|Consolidating into one .com|
| 9:24 am on Nov 16, 2008 (gmt 0)|
System: The following message was cut out of thread at: http://www.webmasterworld.com/search_engine_promotion/3782159.htm [webmasterworld.com] by eelixduppy - 1:08 pm on Nov. 16, 2008 <small>(est -5)</small>
Our 2 year old site is a .co.uk - originally created for the uk market but now ranking #3 on google.uk and #5 on google.com (actually its dancing between #4 and #9 on .com currently, but hey ho) ) for our primary phrase. More and more visitors / conversions from outside the uk as time goes on so our thoughts are now turning to other country specific domains.
We own the .com version but have done nothing with it so far. We're considering making the .com our primary url so we can have .com/fr, .com/de etc. Do we go for .com/uk? If we were to do this how might we handle the existng .co.uk domain and do it in such a way so as to cause minimum impact on its current ranking?

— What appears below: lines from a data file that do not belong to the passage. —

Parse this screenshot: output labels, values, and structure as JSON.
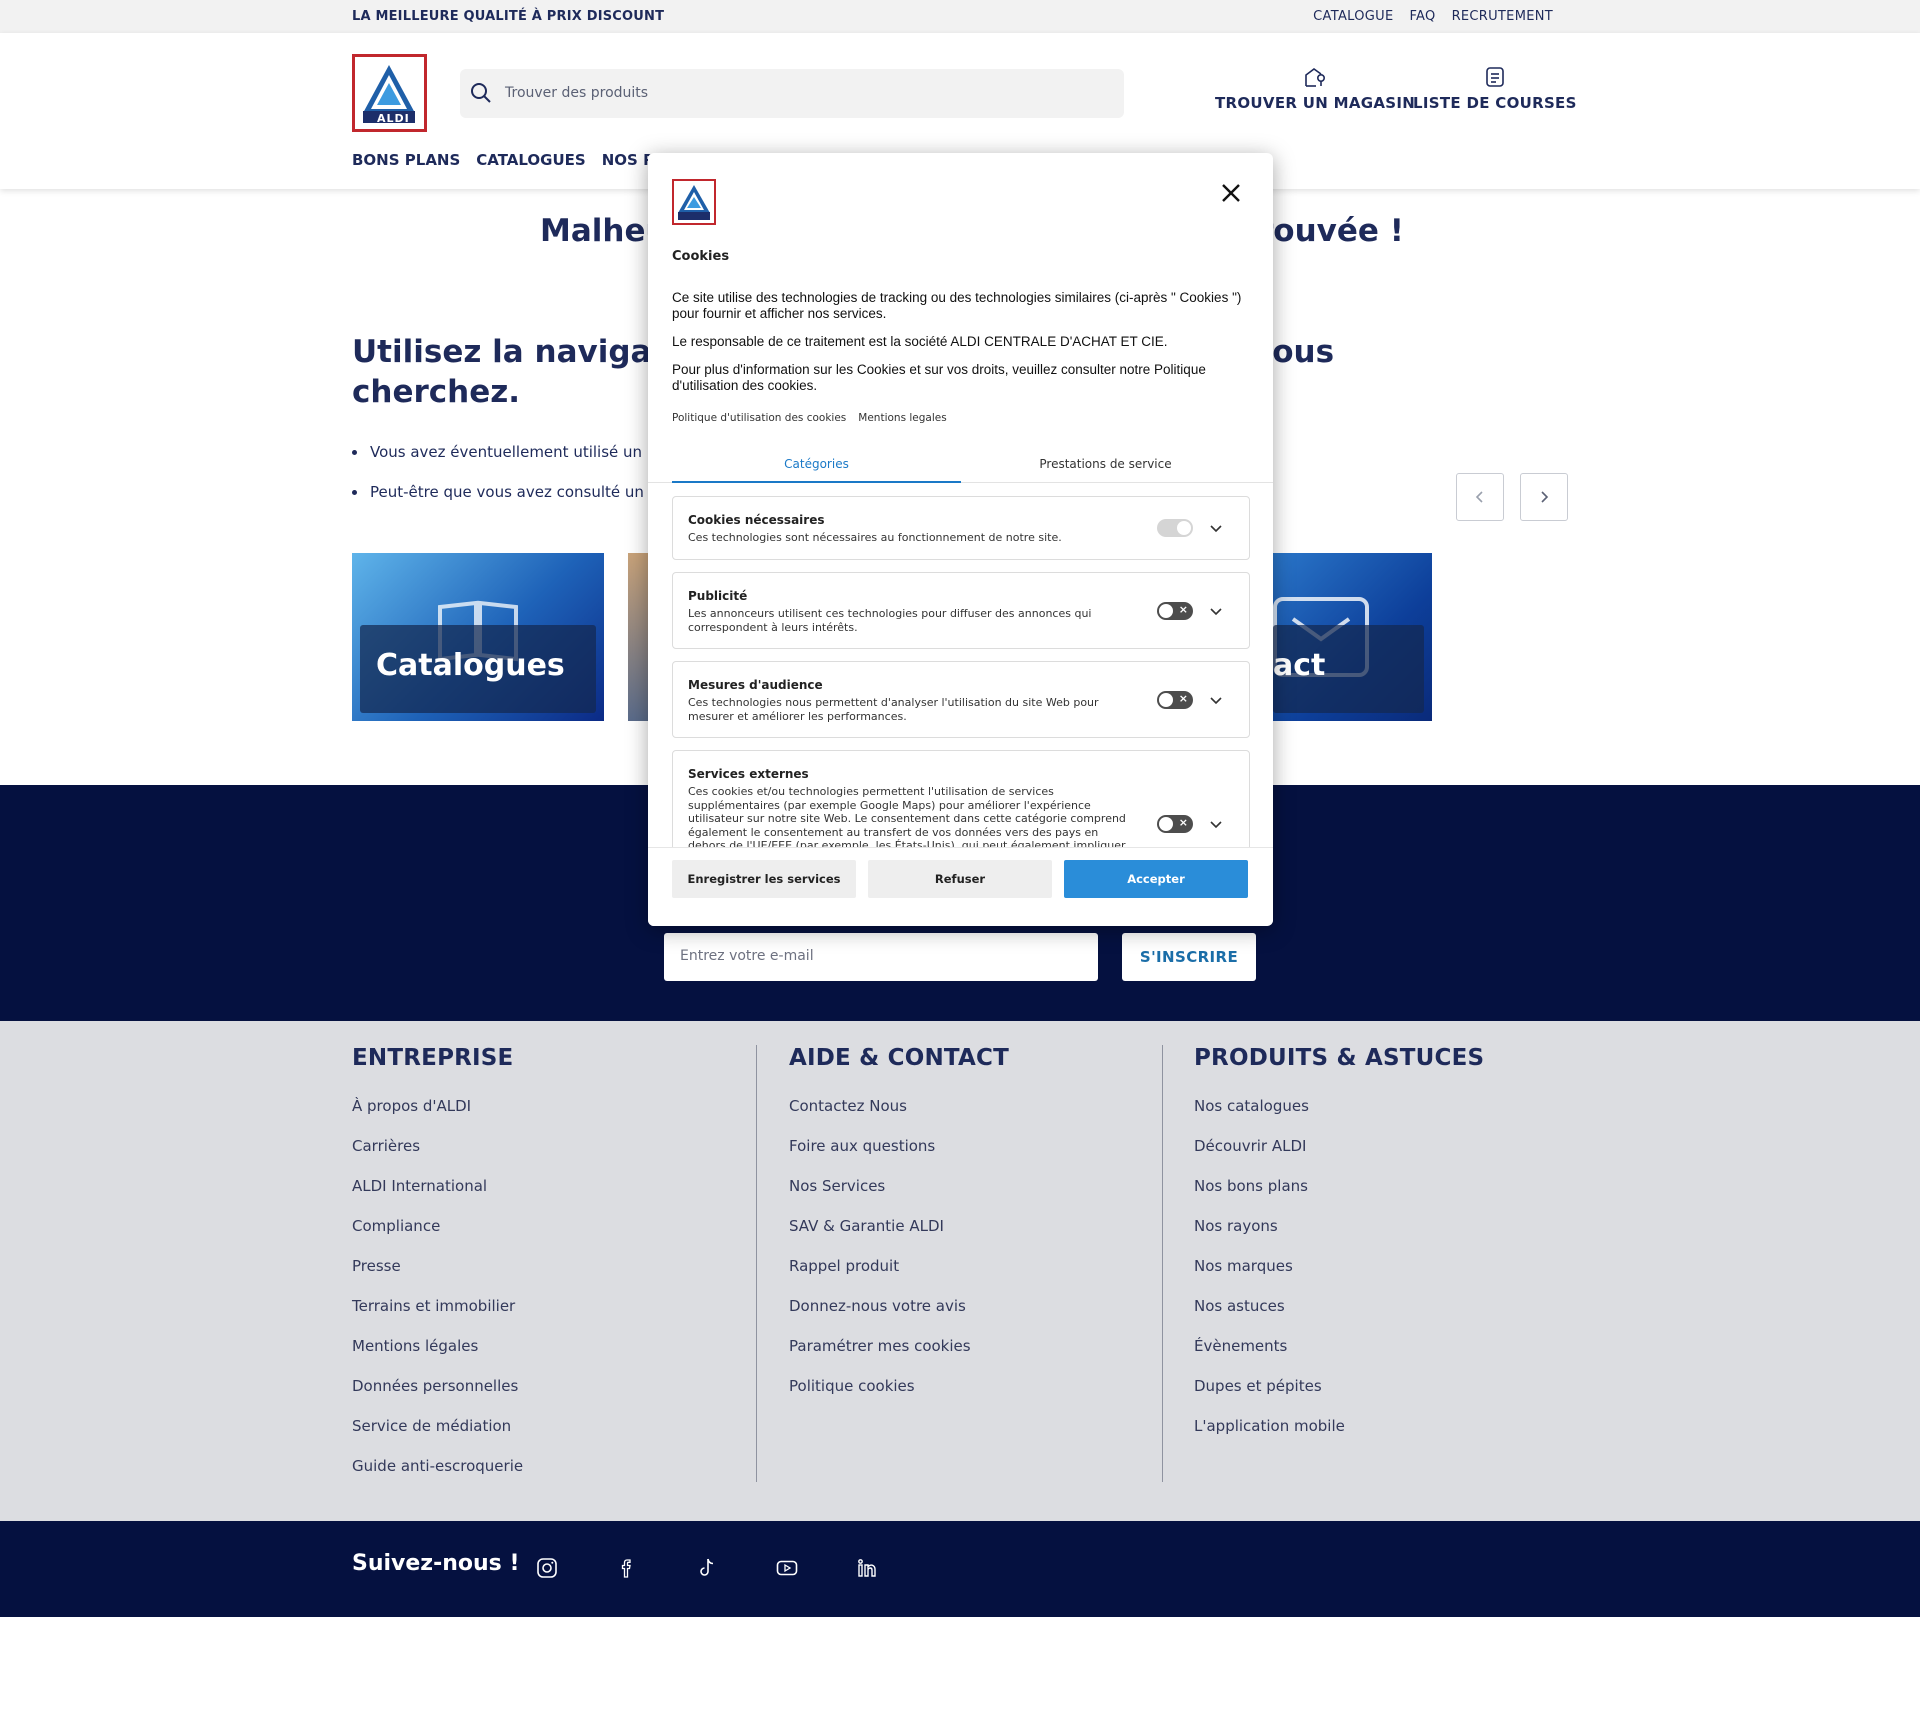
{
  "topbar": {
    "tagline": "LA MEILLEURE QUALITÉ À PRIX DISCOUNT",
    "links": [
      "CATALOGUE",
      "FAQ",
      "RECRUTEMENT"
    ]
  },
  "header": {
    "logo_text": "ALDI",
    "search_placeholder": "Trouver des produits",
    "store_finder": "TROUVER UN MAGASIN",
    "shopping_list": "LISTE DE COURSES",
    "nav": [
      "BONS PLANS",
      "CATALOGUES",
      "NOS RAYO"
    ]
  },
  "content": {
    "error_title_left": "Malheu",
    "error_title_right": "rouvée !",
    "subhead_line1_left": "Utilisez la navigation",
    "subhead_line1_right": "vous",
    "subhead_line2": "cherchez.",
    "bullets": [
      "Vous avez éventuellement utilisé un lien",
      "Peut-être que vous avez consulté un vie"
    ],
    "tiles": [
      {
        "label": "Catalogues",
        "icon": "book-icon"
      },
      {
        "label": "act",
        "icon": "mail-icon"
      }
    ]
  },
  "newsletter": {
    "email_placeholder": "Entrez votre e-mail",
    "subscribe_label": "S'INSCRIRE"
  },
  "footer": {
    "columns": [
      {
        "title": "ENTREPRISE",
        "links": [
          "À propos d'ALDI",
          "Carrières",
          "ALDI International",
          "Compliance",
          "Presse",
          "Terrains et immobilier",
          "Mentions légales",
          "Données personnelles",
          "Service de médiation",
          "Guide anti-escroquerie"
        ]
      },
      {
        "title": "AIDE & CONTACT",
        "links": [
          "Contactez Nous",
          "Foire aux questions",
          "Nos Services",
          "SAV & Garantie ALDI",
          "Rappel produit",
          "Donnez-nous votre avis",
          "Paramétrer mes cookies",
          "Politique cookies"
        ]
      },
      {
        "title": "PRODUITS & ASTUCES",
        "links": [
          "Nos catalogues",
          "Découvrir ALDI",
          "Nos bons plans",
          "Nos rayons",
          "Nos marques",
          "Nos astuces",
          "Évènements",
          "Dupes et pépites",
          "L'application mobile"
        ]
      }
    ],
    "follow": "Suivez-nous !",
    "social_icons": [
      "instagram-icon",
      "facebook-icon",
      "tiktok-icon",
      "youtube-icon",
      "linkedin-icon"
    ]
  },
  "cookie_modal": {
    "title": "Cookies",
    "para1": "Ce site utilise des technologies de tracking ou des technologies similaires (ci-après \" Cookies \") pour fournir et afficher nos services.",
    "para2": "Le responsable de ce traitement est la société ALDI CENTRALE D'ACHAT ET CIE.",
    "para3": "Pour plus d'information sur les Cookies et sur vos droits, veuillez consulter notre Politique d'utilisation des cookies.",
    "links": [
      "Politique d'utilisation des cookies",
      "Mentions legales"
    ],
    "tabs": [
      "Catégories",
      "Prestations de service"
    ],
    "categories": [
      {
        "title": "Cookies nécessaires",
        "desc": "Ces technologies sont nécessaires au fonctionnement de notre site.",
        "enabled": true
      },
      {
        "title": "Publicité",
        "desc": "Les annonceurs utilisent ces technologies pour diffuser des annonces qui correspondent à leurs intérêts.",
        "enabled": false
      },
      {
        "title": "Mesures d'audience",
        "desc": "Ces technologies nous permettent d'analyser l'utilisation du site Web pour mesurer et améliorer les performances.",
        "enabled": false
      },
      {
        "title": "Services externes",
        "desc": "Ces cookies et/ou technologies permettent l'utilisation de services supplémentaires (par exemple Google Maps) pour améliorer l'expérience utilisateur sur notre site Web. Le consentement dans cette catégorie comprend également le consentement au transfert de vos données vers des pays en dehors de l'UE/EEE (par exemple, les États-Unis), qui peut également impliquer certains risques, tels que l'accès à vos",
        "enabled": false
      }
    ],
    "buttons": {
      "save": "Enregistrer les services",
      "refuse": "Refuser",
      "accept": "Accepter"
    },
    "accent_color": "#2a8dd9"
  }
}
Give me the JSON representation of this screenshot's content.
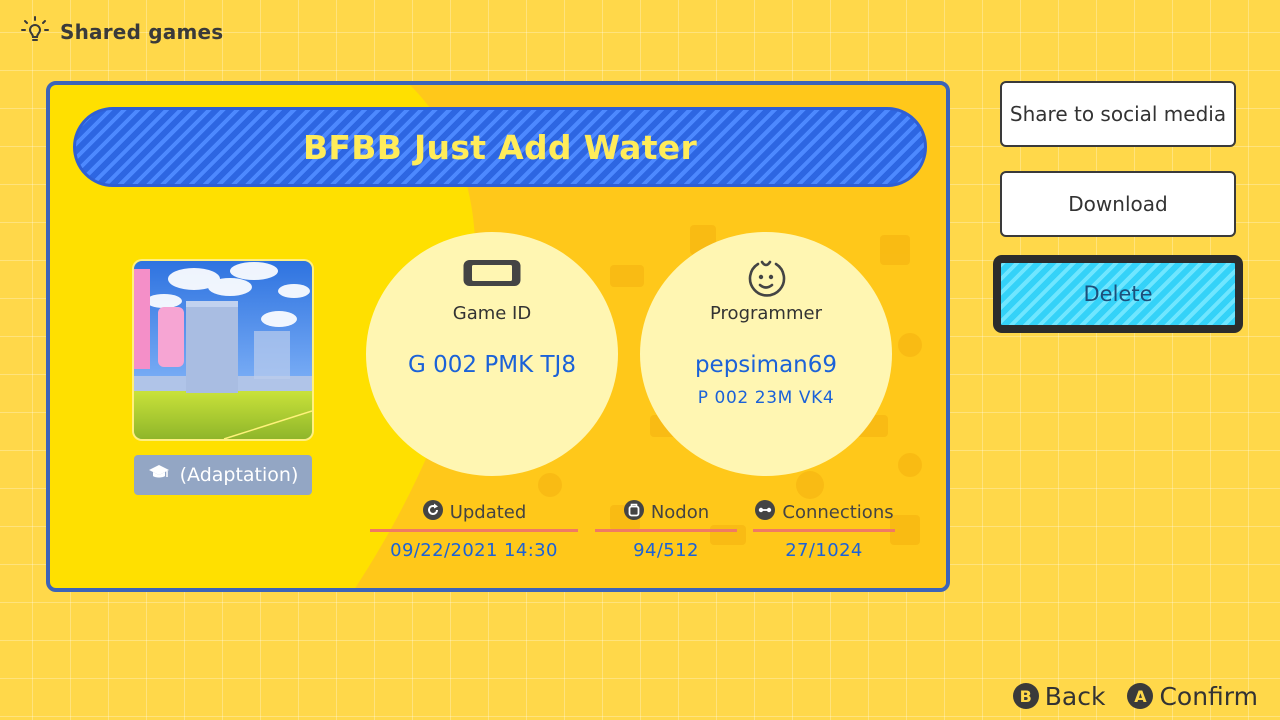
{
  "header": {
    "title": "Shared games",
    "icon": "lightbulb-icon"
  },
  "game": {
    "title": "BFBB Just Add Water",
    "tag": "(Adaptation)",
    "game_id_label": "Game ID",
    "game_id": "G 002 PMK TJ8",
    "programmer_label": "Programmer",
    "programmer_name": "pepsiman69",
    "programmer_id": "P 002 23M VK4"
  },
  "stats": {
    "updated_label": "Updated",
    "updated_value": "09/22/2021 14:30",
    "nodon_label": "Nodon",
    "nodon_value": "94/512",
    "connections_label": "Connections",
    "connections_value": "27/1024"
  },
  "actions": {
    "share_label": "Share to social media",
    "download_label": "Download",
    "delete_label": "Delete"
  },
  "footer": {
    "back_key": "B",
    "back_label": "Back",
    "confirm_key": "A",
    "confirm_label": "Confirm"
  },
  "colors": {
    "background": "#ffd84a",
    "card": "#ffe000",
    "card_border": "#3c64b8",
    "banner": "#2f6ce8",
    "title_text": "#ffec5a",
    "value_text": "#1b62d8",
    "delete_button": "#39d8ff",
    "stat_underline": "#f07a63"
  }
}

[edited by: eelixduppy at 6:09 pm (utc) on Nov. 16, 2008]
| 5:57 pm on Nov 24, 2008 (gmt 0)|
Hi cav609, welcome to WebmasterWorld!
Given your situation, I'd probably launch the .com on a U.S. hosting account. If possible, I would do so with different content from the current .co.uk site (in most cases there would be natural differences between a UK site's language (locations, dialect, site info/address/etc). In the UK, the established .co.uk site should outrank the .com for a long time even if content is very similar.
Then you can run the worldwide site that also carries all of the different language versions on the .com.
And, if you do at some point see rankings issues/confusion in the UK, you could then 301 the UK site over to the .com.
| 11:08 pm on Nov 25, 2008 (gmt 0)|
Hi caveman - thanks, yes, makes sense in principle. In practice it would be easy to have a new .com home page with different, but similar content in english (as you say dialect, locations etc), plus a few other pages in "US English" with sufficiently different content from the existing UK site. And from there link to .com/de etc.
However for the rest of the 200-odd pages in English (GB), it wouldn't be possible - not enough scope for dialect difference (US v GB english). Silly example - a tom"ahhh"to (GB) is still a tomato (US) :-)
Scenario: under the .co.uk home page we have 10 level 1 "product group" pages. Not enough scope for adapting these to US english and making the content sufficiently different.
We would have to link the .com home page to the .co.uk product group pages, which then take you further into the .co.uk site.
Does that then become a potential issue in your view? Or is it that we should be thinking about .com home, linking to .com/en, which redirects to .co.uk product group pages? And now I think I may be over-complicating it all!
Many thanks for the input, its appreciated.
| 12:15 am on Nov 26, 2008 (gmt 0)|
What I'm saying is not to worry too much about the dup content. Google will try to sort it out for you, probably with good success. Even if you have essentially dup content across the english language .co.uk and .com pages, the well-established .co.uk site should continue to rank in the UK SERP's ... i.e., Google UK could be expected to continue pick the older, locally hosted, better established, better linked UK site's pages to show in the UK. The presence of the .com pages should not hurt the .co.uk pages.
Then in the U.S., Google.com should, as your .com site ages and gains links, begin to show your .com pages in the U.S. SERP's. It will help if, as I said, the UK site is hosted in the UK and the .com is hosted in the U.S.
So differentiate the en language pages to the extent you can and after that, don't worry about it. You're not trying to pull a fast one here; Google doesn't want to penalize for things like this, they simply try to select the preferred set of pages to show in each geo area.
My other point was if over time, the .com site gains enough authority that it does start to cause confusion in the UK SERP's, you could at that point 301 the .co.uk site's pages to the .com's pages, but I would definitely not even think about that for now.
| 12:56 am on Nov 26, 2008 (gmt 0)|
Got it! Many thanks caveman.